It is almost an iron law of diplomacy: the more rigid a policy becomes, the more likely it is to be counter-productive. When the policy is one of enforcement through sanctions, which imply at some point an ultimatum and possible use of force if there is no compliance, the risks associated with rigid policy become much higher.
What is the measure of appropriate firmness? If we take at face value the current arguments being used in American diplomacy right now, that metric is largely about principle. The assumption appears to be that if the United States is right to oppose Iran’s nuclear activity, then it must be justified in pursuing a rigid and escalating policy to force a reversal. This tendency toward a no compromise position has been reinforced now that the United States has marshaled significant international support, not least in the UN Security Council from Russia and China, for action against Iran’s nuclear program.

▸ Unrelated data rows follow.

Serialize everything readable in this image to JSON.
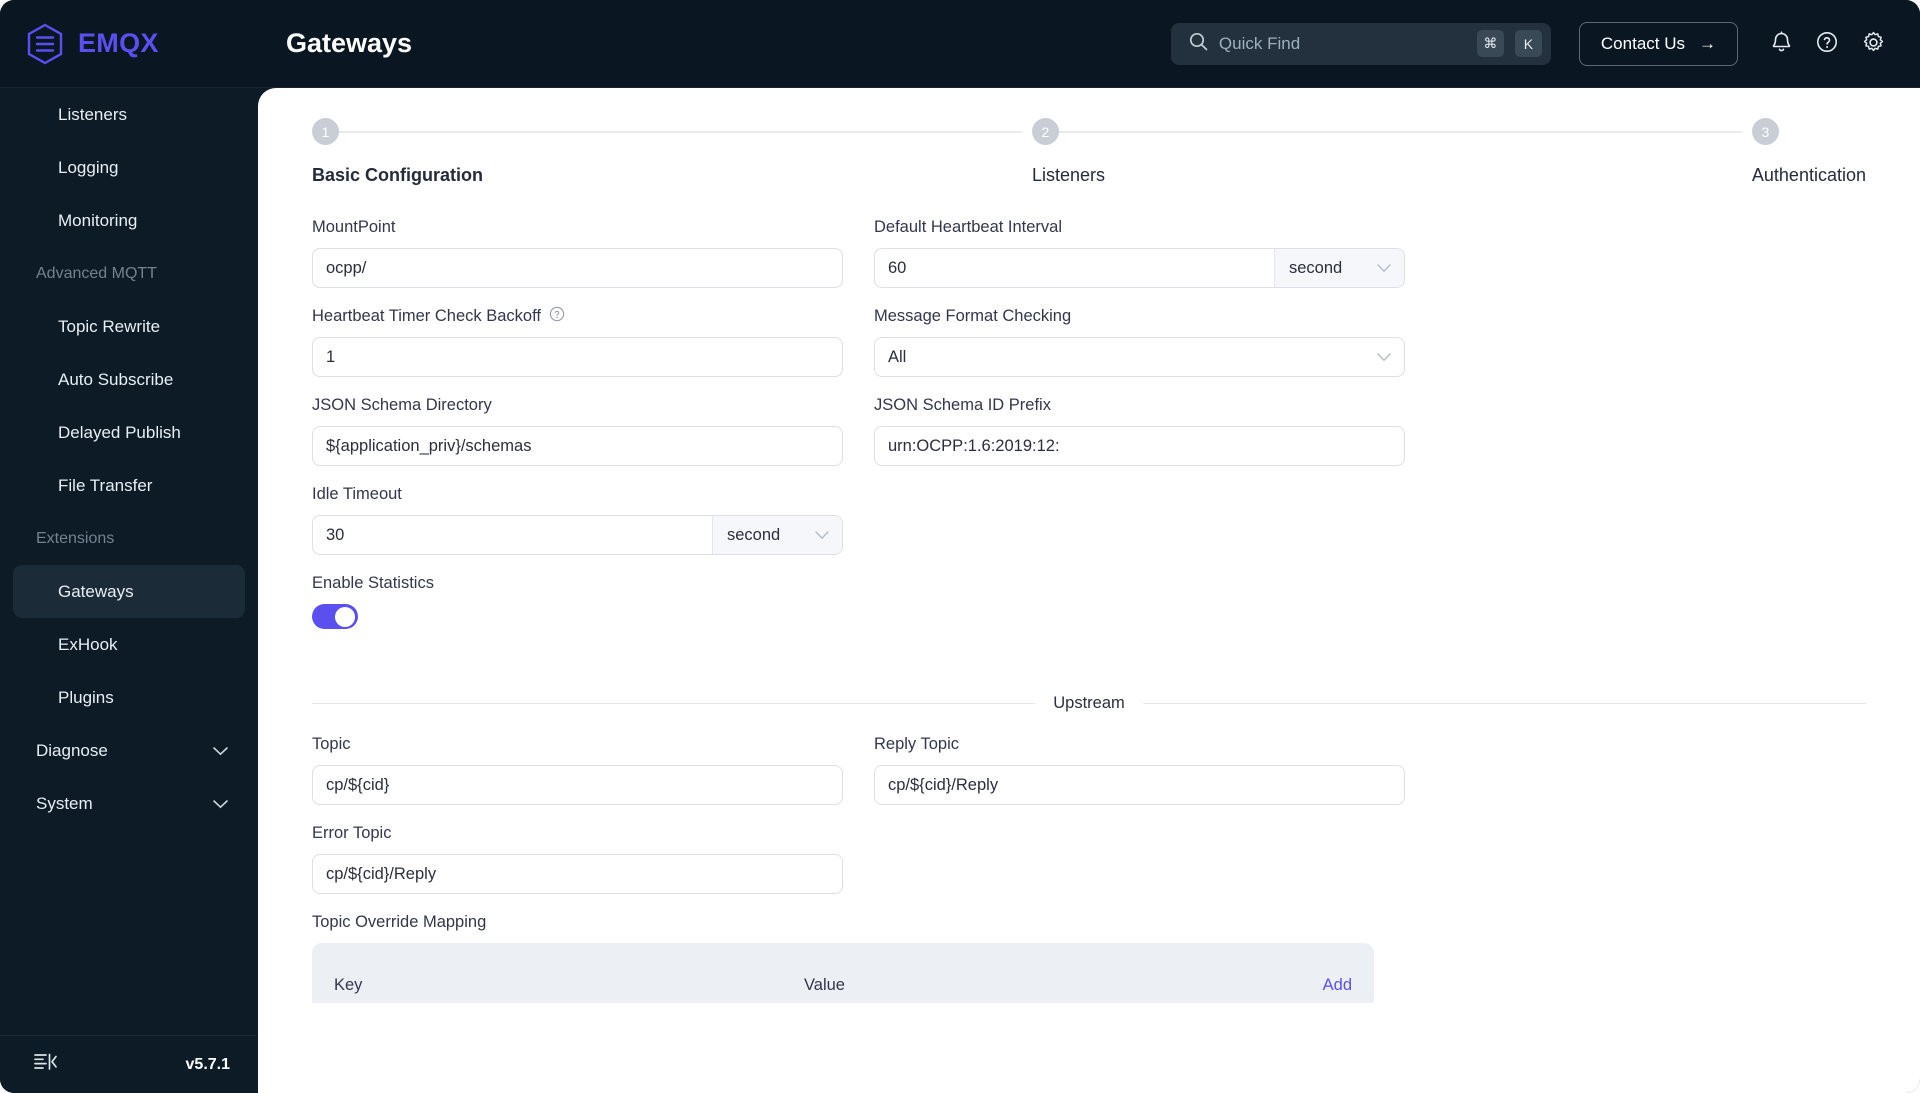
{
  "brand": {
    "name": "EMQX",
    "logo_icon": "emqx-hexagon-logo"
  },
  "header": {
    "page_title": "Gateways",
    "search": {
      "placeholder": "Quick Find",
      "value": "",
      "icon": "search-icon",
      "kbd_modifier": "⌘",
      "kbd_key": "K"
    },
    "contact_label": "Contact Us",
    "contact_arrow": "→",
    "icons": [
      "bell-icon",
      "help-circle-icon",
      "gear-icon"
    ]
  },
  "sidebar": {
    "items": [
      {
        "label": "Listeners",
        "type": "link",
        "active": false
      },
      {
        "label": "Logging",
        "type": "link",
        "active": false
      },
      {
        "label": "Monitoring",
        "type": "link",
        "active": false
      },
      {
        "label": "Advanced MQTT",
        "type": "group"
      },
      {
        "label": "Topic Rewrite",
        "type": "link",
        "active": false
      },
      {
        "label": "Auto Subscribe",
        "type": "link",
        "active": false
      },
      {
        "label": "Delayed Publish",
        "type": "link",
        "active": false
      },
      {
        "label": "File Transfer",
        "type": "link",
        "active": false
      },
      {
        "label": "Extensions",
        "type": "group"
      },
      {
        "label": "Gateways",
        "type": "link",
        "active": true
      },
      {
        "label": "ExHook",
        "type": "link",
        "active": false
      },
      {
        "label": "Plugins",
        "type": "link",
        "active": false
      },
      {
        "label": "Diagnose",
        "type": "collapsible",
        "active": false
      },
      {
        "label": "System",
        "type": "collapsible",
        "active": false
      }
    ],
    "footer": {
      "collapse_icon": "collapse-sidebar-icon",
      "version": "v5.7.1"
    }
  },
  "steps": [
    {
      "number": "1",
      "label": "Basic Configuration",
      "current": true
    },
    {
      "number": "2",
      "label": "Listeners",
      "current": false
    },
    {
      "number": "3",
      "label": "Authentication",
      "current": false
    }
  ],
  "form": {
    "mountpoint": {
      "label": "MountPoint",
      "value": "ocpp/"
    },
    "heartbeat_interval": {
      "label": "Default Heartbeat Interval",
      "value": "60",
      "unit": "second"
    },
    "heartbeat_backoff": {
      "label": "Heartbeat Timer Check Backoff",
      "value": "1",
      "has_help": true
    },
    "message_format_checking": {
      "label": "Message Format Checking",
      "value": "All"
    },
    "json_schema_dir": {
      "label": "JSON Schema Directory",
      "value": "${application_priv}/schemas"
    },
    "json_schema_id_prefix": {
      "label": "JSON Schema ID Prefix",
      "value": "urn:OCPP:1.6:2019:12:"
    },
    "idle_timeout": {
      "label": "Idle Timeout",
      "value": "30",
      "unit": "second"
    },
    "enable_statistics": {
      "label": "Enable Statistics",
      "enabled": true
    }
  },
  "upstream": {
    "section_title": "Upstream",
    "topic": {
      "label": "Topic",
      "value": "cp/${cid}"
    },
    "reply_topic": {
      "label": "Reply Topic",
      "value": "cp/${cid}/Reply"
    },
    "error_topic": {
      "label": "Error Topic",
      "value": "cp/${cid}/Reply"
    },
    "topic_override_mapping": {
      "label": "Topic Override Mapping",
      "columns": {
        "key": "Key",
        "value": "Value",
        "add": "Add"
      }
    }
  },
  "colors": {
    "accent": "#5b4ff0",
    "sidebar_bg": "#0d1b27",
    "topbar_bg": "#0a1722",
    "active_item": "#1c2b38"
  }
}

To be able to conduct diplomacy from a position of such strength is a luxury. It is also deceptively seductive. It is no guarantee of success.
The application of a coercive strategy is not as rational a process as U.S. policy seems to assume. Coercive strategy has to be deeply personal and, above all, a psychological undertaking.
The aim is to convince the opposing leaders on a personal level that continued opposition is too costly. Thus, the only measure of appropriate firmness in the case of U.S. policy toward Iran can be that which will bend the Iranian leadership to the will of the United States, its allies and the UN Security Council.
For a regime whose very ethos is built on deeply negative views of the United States (its support to the Shah and his brutal secret police, support to Israel, support to Iraq in the Iran-Iraq war, and U.S. leadership of invasions of Iraq and Afghanistan, thus putting U.S. military forces to Iran’s east and west), this aim of forcing submission of the Iranian regime through economic sanctions may be, prima facie at least, almost pointless – short of the threat of invasion and regime change.
The policy trap of relying on the moral certainty of a position can be confounded by several other factors that appear to be in play. One is confusion about means and ends.
The desired end point for the United States and many of its allies is to prevent Iran from getting nuclear weapons. If sanctions are the main tool of this policy, the analysis of means and ends needs to address their effectiveness in making Iran comply with the U.N. Security Council demands. The evidence to date is not good. In 2008, the U.S. Government Accounting Office concluded, like so many others, that the impact of U.S. sanctions on Iran was “unclear”. According to Dr Diana Gregor, a specialist in this subject cited by the Jerusalem Post on 9 January 2011, “sanctions so far have hit the country’s economy quite hard, but have not had an effect on the mullahs’ regime”. Diplomacy is not exclusively about “right is might”.
Secretary of State Clinton cited to CNN on 12 January 2011 a statement of the outgoing Head of Israeli intelligence that a “combination of sanctions and covert actions have significantly slowed down the Iranian program”. The latter measure (covert action) may have had more effect than sanctions. Perhaps “might is right”. But there is room to doubt that covert attacks on Iran by Israel or the United States will make it more likely to bend to U.N. Security Council demands. There may, however, now be a breathing space for the United States, Israel and Iran to search for mutually tolerable but different policies.